Indigenous groups in Ecuador have taken the lead in protests against the end of fuel subsidies, blocking roads and highways in the country.
About 50 police officers have been taken hostage in various locations.
President Lenin Moreno says he will not bring back subsidies and has declared a two-month national emergency.
The protests were originally led by transport unions who have since stopped their action. Other sectors are calling for a national strike on Wednesday.
Ecuadorians say abolishing fuel subsidies has also led to rising prices for consumer goods. About 20 people have been arrested for raising food prices, the government said.
They had been overcharging for products such as corn, onions, carrots and potatoes, which are subject to price controls, the authorities said.
"There is no justification for raising the prices," Interior Minister Maria Romo said.
One man died in the Andean province of Azuay in the south of the country, the government said. Reports said roadblocks in the area had stopped an ambulance from reaching him after he was hit by a car.
How significant is the indigenous groups' action?
Some of the road blockages have affected petrol deliveries, leading to fuel shortages in parts of the country.
They have affected routes including the main north-south highway in the country.
In some places, protesters threw stones and rocks, clashing with security forces who fired tear gas.
An umbrella group for indigenous groups in the country, the Confederation of Indigenous Nations in Ecuador (Conaie) said it was declaring a "state of exception" in indigenous areas, where soldiers and police officers would be detained and would face "indigenous justice".
Luis Iguamba, leader of the Kayambi people from northern Ecuador, said they would keep up the pressure on the government.

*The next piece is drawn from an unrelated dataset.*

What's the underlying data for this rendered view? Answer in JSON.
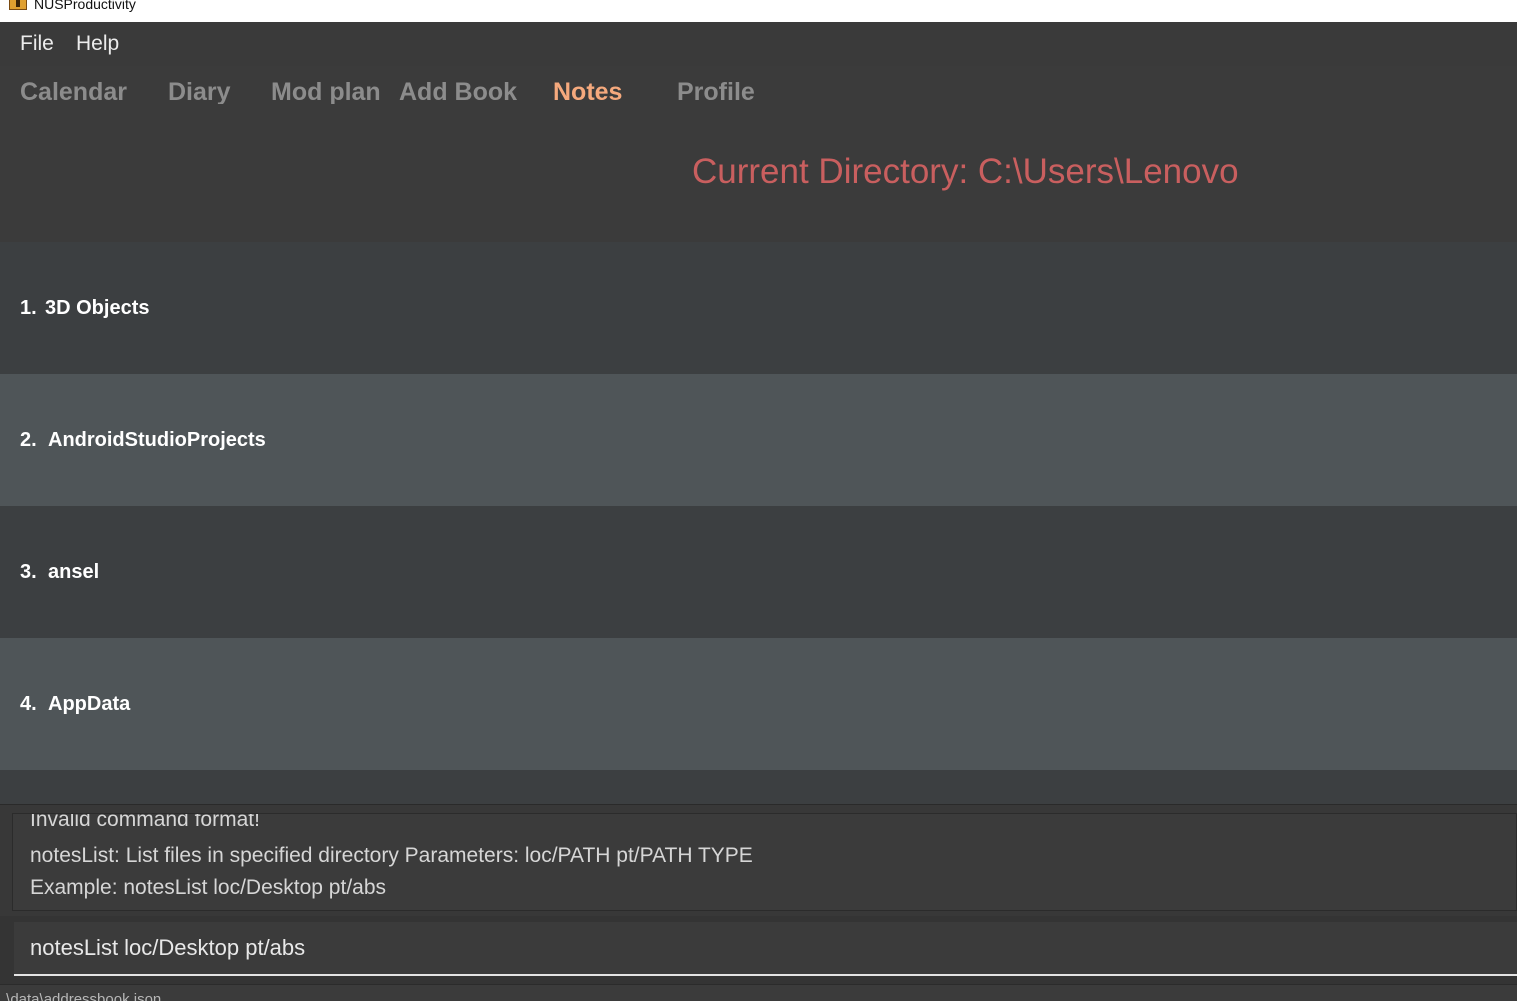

"We are fighting for everyone and we are fighting to foresee the rights we all have and we can't allow this. So, everyone, be on the lookout and keep up the fight. Let's radicalise the strike," he said.
Schools are to remain closed in Andean areas of the country because of the protests, EFE news agency quoted the education minister as saying.
The BBC's Americas Editor Candace Piette says indigenous-led protests have toppled three presidents in the last few decades.
Their intervention follows protests on Thursday and Friday that saw roads in the capital Quito and the city of Guayaquil strewn with makeshift barricades and burning tyres.
Hundreds of people were arrested, dozens of police officers hurt, several police cars destroyed and a local government building was attacked, the authorities said.
Why did the president scrap the subsidies?
Mr Moreno said the fuel subsidies, which cost the government $1.3bn (£1bn) annually, were no longer affordable.
The elimination of the fuel subsidies, introduced in the 1970s, are part of Mr Moreno's plan to shore up Ecuador's flagging economy and ease its debt burden.
Ecuador's government has agreed to cut public spending as part of a loan deal with the International Monetary Fund (IMF).
The agreement, signed in March, allows Ecuador to borrow $4.2bn (£3.4bn).
On Tuesday, Ecuador announced it was leaving the Organization of the Petroleum Exporting Countries (Opec) to pump more oil and raise revenues.